- The only accounts of the national movement were by nationalist leaders (not historians) such as R.G. Pradhan, A.C. Mazumdar, J.L. Nehru, and Pattabhi Sitaramayya. R.C. Majumdar and Tara Chand are noted nationalist historians of modern India.
3. Marxist Historiography/ Approach
- The beginning of the Marxist approach in India was heralded by two classic books—Rajni Palme Dutt’s India Today and A.R. Desai’s Social Background of Indian Nationalism. Originally written for the famous Left Book Club in England, India Today, first published in 1940 in England, was later published in India in 1947. A.R. Desai's Social Background of Indian Nationalism was first published in 1948.
- Unlike the imperialist/colonial approach, the Marxist historians clearly see the primary contradiction between the interests of the colonial masters and the subject people, as well as the process of the nation-in-the-making. Unlike the nationalists, they also take full note of the inner contradictions between the different sections of the people of the Indian society.
4. Subaltern Approach/ Historiography
- This school of thought began in the early 1980s under the editorship of Ranajit Guha, as a critique of the existing historiography, which was faulted for ignoring the voice of the people.
- Right from the beginning, subaltern historiography took the position that the entire tradition of Indian historiography had had an elitist bias.
- For the subaltern historians, the basic contradiction in Indian society in the colonial epoch was between the elite, both Indian and foreign, on the one hand, and the subaltern groups, on the other, and not between colonialism and the Indian people.
Subaltern historiography, the working class and social theory for the global south
- A few historians have of late initiated a new trend, described by its proponents as subaltern, which dismisses all previous historical writing, including that based on a Marxist perspective, as elite historiography, and claims to replace this old, 'blinkered' historiography with what it claims is a new people's or subaltern approach — Bipan Chandra.
- Nationalism, say the subalterns, ignored the internal contradictions within the society as well as what the marginalised represented or had to say. They believe that the Indian people were never united in a common anti-imperialist struggle, that there was no such entity as the Indian national movement.
5. Communalist Approach
- The historians of this school, relying completely on the colonial historiography of medieval India and colonial-era textbooks, viewed Hindus and Muslims as permanent hostile groups whose interests were mutually different and antagonistic to each other.
- This view was not only reflected in the writings of the historians but it also found a more virulent form in the hands of the communal political leaders.

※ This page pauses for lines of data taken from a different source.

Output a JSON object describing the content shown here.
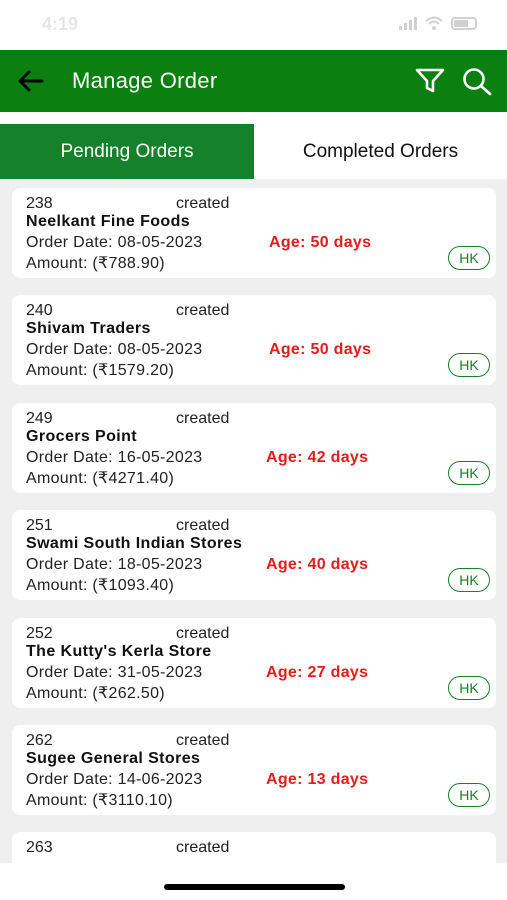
{
  "status_bar": {
    "time": "4:19"
  },
  "header": {
    "title": "Manage Order",
    "back_icon": "arrow-left-icon",
    "filter_icon": "filter-funnel-icon",
    "search_icon": "magnifier-search-icon",
    "color": "#0b8010"
  },
  "tabs": [
    {
      "label": "Pending Orders",
      "active": true
    },
    {
      "label": "Completed Orders",
      "active": false
    }
  ],
  "orders": [
    {
      "id": "238",
      "status": "created",
      "name": "Neelkant Fine Foods",
      "order_date": "Order Date: 08-05-2023",
      "age": "Age: 50 days",
      "amount": "Amount:  (₹788.90)",
      "badge": "HK"
    },
    {
      "id": "240",
      "status": "created",
      "name": "Shivam Traders",
      "order_date": "Order Date: 08-05-2023",
      "age": "Age: 50 days",
      "amount": "Amount:  (₹1579.20)",
      "badge": "HK"
    },
    {
      "id": "249",
      "status": "created",
      "name": "Grocers Point",
      "order_date": "Order Date: 16-05-2023",
      "age": "Age: 42 days",
      "amount": "Amount:  (₹4271.40)",
      "badge": "HK"
    },
    {
      "id": "251",
      "status": "created",
      "name": "Swami South Indian Stores",
      "order_date": "Order Date: 18-05-2023",
      "age": "Age: 40 days",
      "amount": "Amount:  (₹1093.40)",
      "badge": "HK"
    },
    {
      "id": "252",
      "status": "created",
      "name": "The Kutty's Kerla Store",
      "order_date": "Order Date: 31-05-2023",
      "age": "Age: 27 days",
      "amount": "Amount:  (₹262.50)",
      "badge": "HK"
    },
    {
      "id": "262",
      "status": "created",
      "name": "Sugee General Stores",
      "order_date": "Order Date: 14-06-2023",
      "age": "Age: 13 days",
      "amount": "Amount:  (₹3110.10)",
      "badge": "HK"
    },
    {
      "id": "263",
      "status": "created",
      "name": "",
      "order_date": "",
      "age": "",
      "amount": "",
      "badge": ""
    }
  ],
  "colors": {
    "accent": "#15812a",
    "age_text": "#e51c1c",
    "list_bg": "#efefef"
  }
}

6. Cambridge school
- Fundamental contradiction under colonial rule was among the Indians themselves.
- It takes the mind or ideals out of human behaviour and reduces nationalism to 'animal politics'.

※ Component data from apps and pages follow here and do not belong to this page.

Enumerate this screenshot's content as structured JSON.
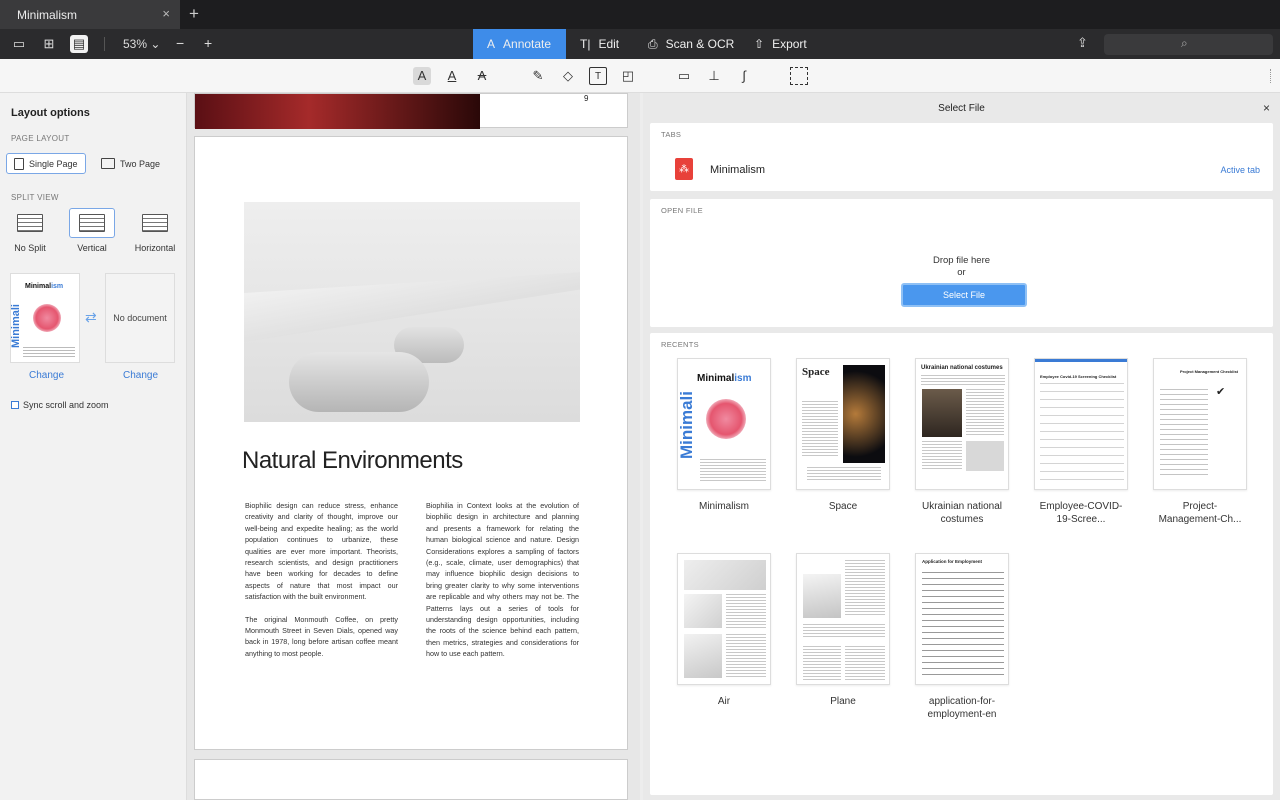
{
  "titlebar": {
    "tab_label": "Minimalism",
    "close_glyph": "×",
    "new_tab_glyph": "+"
  },
  "toolbar": {
    "zoom": "53%",
    "zoom_chevron": "⌄",
    "zoom_out": "−",
    "zoom_in": "+",
    "modes": [
      "Annotate",
      "Edit",
      "Scan & OCR",
      "Export"
    ],
    "mode_icons": [
      "A",
      "T|",
      "⎙",
      "⇧"
    ],
    "active_mode": "Annotate"
  },
  "annotate_tools": [
    "text-highlight-icon",
    "text-underline-icon",
    "text-strike-icon",
    "pen-icon",
    "eraser-icon",
    "text-box-icon",
    "shapes-icon",
    "comment-icon",
    "stamp-icon",
    "signature-icon",
    "selection-icon"
  ],
  "sidebar": {
    "title": "Layout options",
    "page_layout_label": "PAGE LAYOUT",
    "single_page": "Single Page",
    "two_page": "Two Page",
    "split_view_label": "SPLIT VIEW",
    "no_split": "No Split",
    "vertical": "Vertical",
    "horizontal": "Horizontal",
    "doc1_title_a": "Minimal",
    "doc1_title_b": "ism",
    "doc1_side": "Minimali",
    "no_document": "No document",
    "change": "Change",
    "sync": "Sync scroll and zoom"
  },
  "document": {
    "prev_page_number": "9  ",
    "title": "Natural Environments",
    "col1": [
      "Biophilic design can reduce stress, enhance creativity and clarity of thought, improve our well-being and expedite healing; as the world population continues to urbanize, these qualities are ever more important. Theorists, research scientists, and design practitioners have been working for decades to define aspects of nature that most impact our satisfaction with the built environment.",
      "The original Monmouth Coffee, on pretty Monmouth Street in Seven Dials, opened way back in 1978, long before artisan coffee meant anything to most people."
    ],
    "col2": [
      "Biophilia in Context looks at the evolution of biophilic design in architecture and planning and presents a framework for relating the human biological science and nature. Design Considerations explores a sampling of factors (e.g., scale, climate, user demographics) that may influence biophilic design decisions to bring greater clarity to why some interventions are replicable and why others may not be. The Patterns lays out a series of tools for understanding design opportunities, including the roots of the science behind each pattern, then metrics, strategies and considerations for how to use each pattern."
    ]
  },
  "panel": {
    "title": "Select File",
    "close": "×",
    "tabs_label": "TABS",
    "tab_name": "Minimalism",
    "active_tab": "Active tab",
    "open_file_label": "OPEN FILE",
    "drop": "Drop file here",
    "or": "or",
    "select_file": "Select File",
    "recents_label": "RECENTS",
    "thumb_minimal_a": "Minimal",
    "thumb_minimal_b": "ism",
    "thumb_minimal_side": "Minimali",
    "thumb_space_title": "Space",
    "thumb_ukr_title": "Ukrainian national costumes",
    "thumb_emp_title": "Employee Covid-19 Screening Checklist",
    "thumb_proj_title": "Project Management Checklist",
    "thumb_proj_check": "✔",
    "thumb_app_title": "Application for Employment",
    "recents": [
      {
        "label": "Minimalism"
      },
      {
        "label": "Space"
      },
      {
        "label": "Ukrainian national costumes"
      },
      {
        "label": "Employee-COVID-19-Scree..."
      },
      {
        "label": "Project-Management-Ch..."
      },
      {
        "label": "Air"
      },
      {
        "label": "Plane"
      },
      {
        "label": "application-for-employment-en"
      }
    ]
  },
  "colors": {
    "accent": "#3e8ce9",
    "link": "#3a7bd5",
    "pdf": "#e8413a"
  }
}
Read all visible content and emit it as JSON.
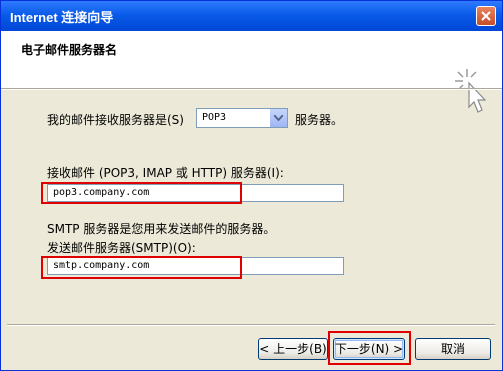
{
  "window": {
    "title": "Internet 连接向导"
  },
  "header": {
    "title": "电子邮件服务器名"
  },
  "incoming_type": {
    "label_before": "我的邮件接收服务器是(S)",
    "selected": "POP3",
    "label_after": "服务器。"
  },
  "incoming_server": {
    "label": "接收邮件 (POP3, IMAP 或 HTTP) 服务器(I):",
    "value": "pop3.company.com"
  },
  "smtp_note": "SMTP 服务器是您用来发送邮件的服务器。",
  "outgoing_server": {
    "label": "发送邮件服务器(SMTP)(O):",
    "value": "smtp.company.com"
  },
  "buttons": {
    "back": "< 上一步(B)",
    "next": "下一步(N) >",
    "cancel": "取消"
  },
  "colors": {
    "titlebar": "#0A5BE8",
    "highlight": "#E00000",
    "dialog_bg": "#ECE9D8"
  },
  "icons": {
    "close": "close-icon",
    "wizard": "wizard-cursor-icon",
    "dropdown": "chevron-down-icon"
  }
}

7. Liberal and Neo-Liberal Interpretations
- According to this interpretation, the economic exploitation of the colonies was not beneficial to the British people as a whole.

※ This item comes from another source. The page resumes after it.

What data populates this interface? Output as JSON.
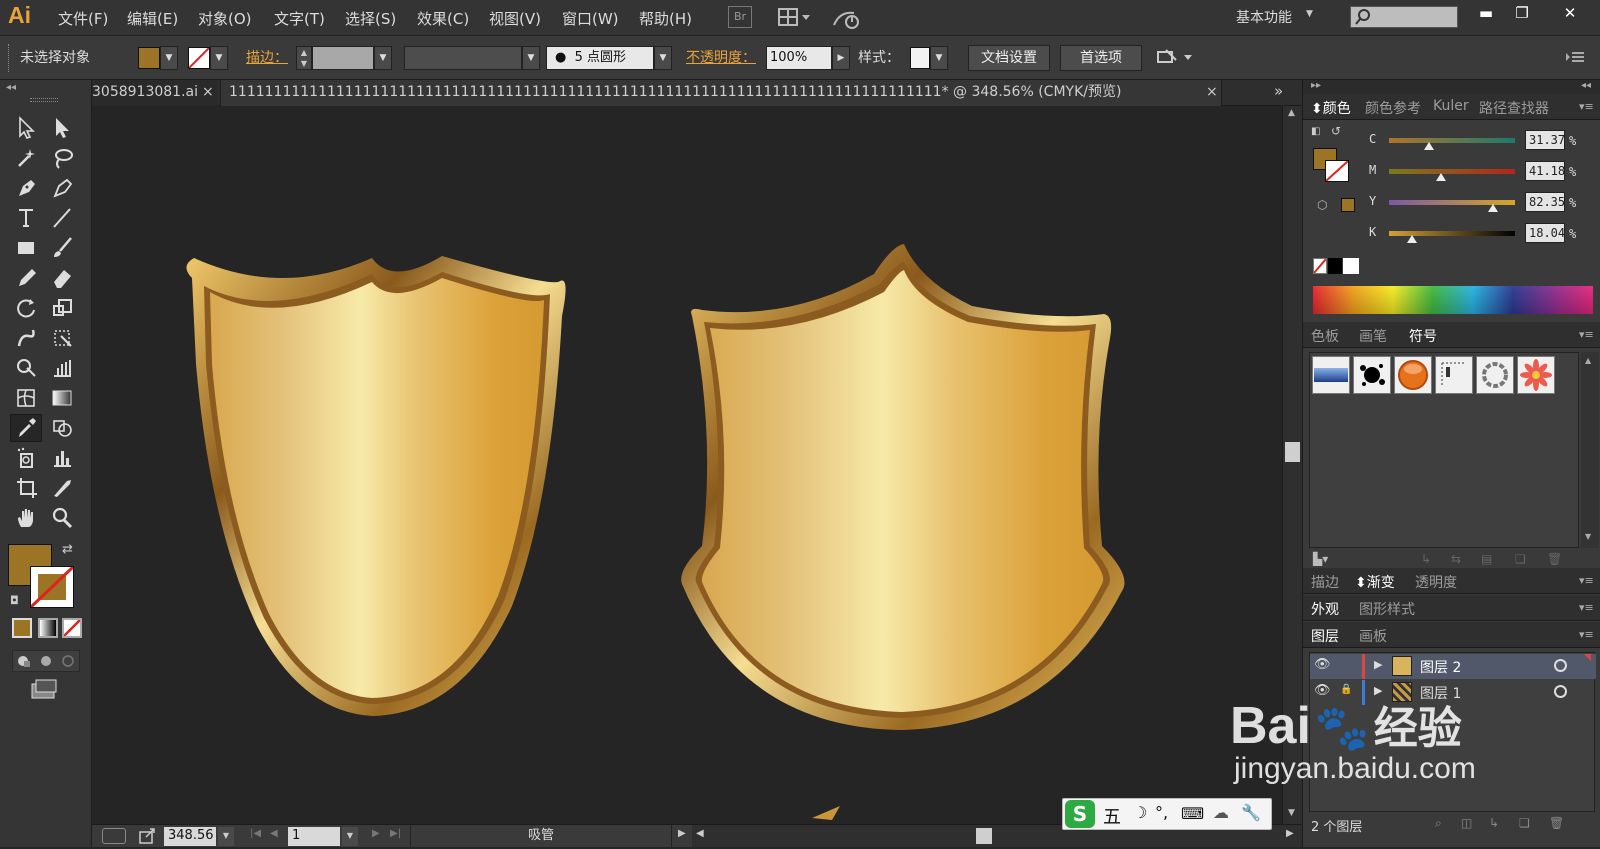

- The availability of markets for British industrial goods in the colonial world and capital investment in overseas markets (like laying of railways in India) might have actually discouraged domestic investment and delayed the development of the 'new' industries in Britain.
8. Feminist Historiography
The shift in terms of the writing of women’s history began with the women’s movement of the 1970s which provided the context and impetus for the emergence of women’s studies in India. Very soon, women's history broadened and assumed the more complex shape of gender history.Feminist Historiography
In the colonial period, two works based upon the women’s question in India—The High Caste Hindu Woman (1887) by Pandita Ramabai, and Mother India (1927) by Katherine Mayo—attracted international attention.